UNC's Trubisky on Heels' loss to Hokies
For the first time since 2014, North Carolina does not control its own destiny in the ACC’s Coastal Division. The Tar Heels’ 34-3 defeat against Virginia Tech on Saturday was their first regular-season ACC loss since the end of the 2014 season.
UNC is now in a position it hasn’t experienced in a while. Yes, its goal of winning the Coastal is still very much attainable. But the Tar Heels will need some help, nonetheless.
It’s never too early to take a way-too-early look at what needs to happen for UNC to repeat as Coastal champ. So consider this a quick primer. We’ll save the tiebreaker talk for later, when the race has more clarity.
Here’s a look at each team’s Coastal chances, from great to none, with teams listed how they stand:
1. Virginia Tech (4-1, 2-0)
Coastal chances: Great
UNC needs: The Hokies to lose twice. If the Tar Heels, Hokies and one other team finish in a three-way tie at 7-1, UNC could still have a chance of winning the division. Right now UNC’s easiest path includes Virginia Tech losing two conference games. The Hokies’ two Atlantic Division cross-over games are Boston College (which Virginia Tech already beat 49-0 on Sept. 17) and Syracuse, and they play Miami at home. So the schedule sets up nicely for Virginia Tech to win the division.
2. Virginia (2-3, 1-0)
Coastal chances: Not great
UNC needs: For the Cavaliers to continue through the natural progression of their schedule. In doing so, their unblemished Coastal record isn’t likely to last too long. First-year coach Bronco Mendenhall could certainly make Virginia a Coastal contender in time. But that won’t be this year.
3. UNC (4-2, 2-1)
Coastal chances: Good, still
UNC needs: To win out. That scenario, combined with a couple of Virginia Tech losses, is the easiest way for the Tar Heels to repeat as division champs. Several other scenarios will be possible, as well, and will emerge in time. But here and now, in mid-October, that’s UNC’s clearest path to the ACC championship game in Orlando. UNC’s remaining games: at Miami, at Virginia, Georgia Tech, at Duke, N.C. State.
4. Miami (4-1, 1-1)
Coastal chances: Better than UNC’s
UNC needs: To beat Miami on Saturday. A loss at Miami doesn’t end UNC’s hope of winning the division. But it makes the pursuit all the more challenging.
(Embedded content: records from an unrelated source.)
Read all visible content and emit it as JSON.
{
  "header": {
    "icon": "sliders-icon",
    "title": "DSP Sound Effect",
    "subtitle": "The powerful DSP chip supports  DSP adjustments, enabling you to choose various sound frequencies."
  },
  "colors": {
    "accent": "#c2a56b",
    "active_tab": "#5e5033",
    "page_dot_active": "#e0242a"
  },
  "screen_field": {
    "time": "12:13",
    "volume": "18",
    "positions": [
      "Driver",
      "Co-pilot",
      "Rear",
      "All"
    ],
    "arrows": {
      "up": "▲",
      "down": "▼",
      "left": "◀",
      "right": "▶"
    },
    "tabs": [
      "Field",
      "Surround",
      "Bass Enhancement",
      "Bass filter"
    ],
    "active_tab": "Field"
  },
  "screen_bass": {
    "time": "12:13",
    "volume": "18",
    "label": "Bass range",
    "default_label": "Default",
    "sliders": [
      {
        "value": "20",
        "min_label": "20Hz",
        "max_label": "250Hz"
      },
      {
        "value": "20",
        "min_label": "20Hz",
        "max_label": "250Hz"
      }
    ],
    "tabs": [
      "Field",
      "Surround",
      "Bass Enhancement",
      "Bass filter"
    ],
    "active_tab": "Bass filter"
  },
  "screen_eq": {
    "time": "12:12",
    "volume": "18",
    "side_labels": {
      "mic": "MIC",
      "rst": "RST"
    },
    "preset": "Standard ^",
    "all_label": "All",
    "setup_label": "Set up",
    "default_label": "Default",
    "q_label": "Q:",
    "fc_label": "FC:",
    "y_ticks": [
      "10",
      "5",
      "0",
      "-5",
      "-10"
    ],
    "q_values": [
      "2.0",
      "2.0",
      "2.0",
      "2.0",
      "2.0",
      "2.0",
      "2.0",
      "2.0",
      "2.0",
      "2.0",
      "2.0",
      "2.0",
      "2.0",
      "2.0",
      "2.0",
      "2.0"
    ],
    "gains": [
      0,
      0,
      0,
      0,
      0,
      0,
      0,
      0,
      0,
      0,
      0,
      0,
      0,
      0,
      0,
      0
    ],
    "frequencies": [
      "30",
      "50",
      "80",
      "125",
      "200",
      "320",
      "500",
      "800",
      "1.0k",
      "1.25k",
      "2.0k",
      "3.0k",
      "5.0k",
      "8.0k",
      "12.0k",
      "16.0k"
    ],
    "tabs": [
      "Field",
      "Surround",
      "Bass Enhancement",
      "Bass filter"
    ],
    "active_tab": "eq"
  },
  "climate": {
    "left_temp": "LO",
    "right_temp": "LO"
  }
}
Miami and Virginia Tech would become the two clear favorites, and UNC would then need Miami to beat the Hokies – and then would need the Hurricanes to lose two other ACC games somewhere else … and then would need Virginia Tech to get to three ACC losses, too, because the Hokies, with two conference losses, would own the tiebreaker against two-ACC-loss UNC. The Tar Heels’ divisional pursuit gets complicated in a hurry with a loss at Miami this weekend.
5. Pittsburgh (4-2, 1-1)
Coastal chances: Fine enough
UNC needs: To keep winning, as we’ve established, and then for Pittsburgh to provide some help. Since UNC has already defeated Pitt, the Panthers could help UNC’s cause with, say, a home victory against Virginia Tech in late October. Or even a victory at Miami in early November. Pitt, like UNC, already has little margin for error.
6. Georgia Tech (3-3, 1-3)
Coastal chances: None
UNC needs: Georgia Tech has to still be mathematically alive in the division but, let’s face it – with three losses it would take a lot of very strange things to happen for Georgia Tech to win the division. For UNC’s purposes, though, its best hope is for the Yellow Jackets to beat another contending team. And after losses against Miami and Pitt, there are two contending teams left on Georgia Tech’s schedule: UNC and Virginia Tech.
7. Duke (3-3, 0-2)
Coastal chances: None, essentially
UNC needs: Duke plays Virginia Tech at home on Nov. 5 and at Pitt on Nov. 19, and the Blue Devils could help UNC’s cause with victories there. The Blue Devils aren’t mathematically out of the division race but two losses against two of the least formidable ACC teams on their schedule doesn’t bode well. The Blue Devils play Louisville on Friday, and still have remaining games against UNC, Pitt and Miami.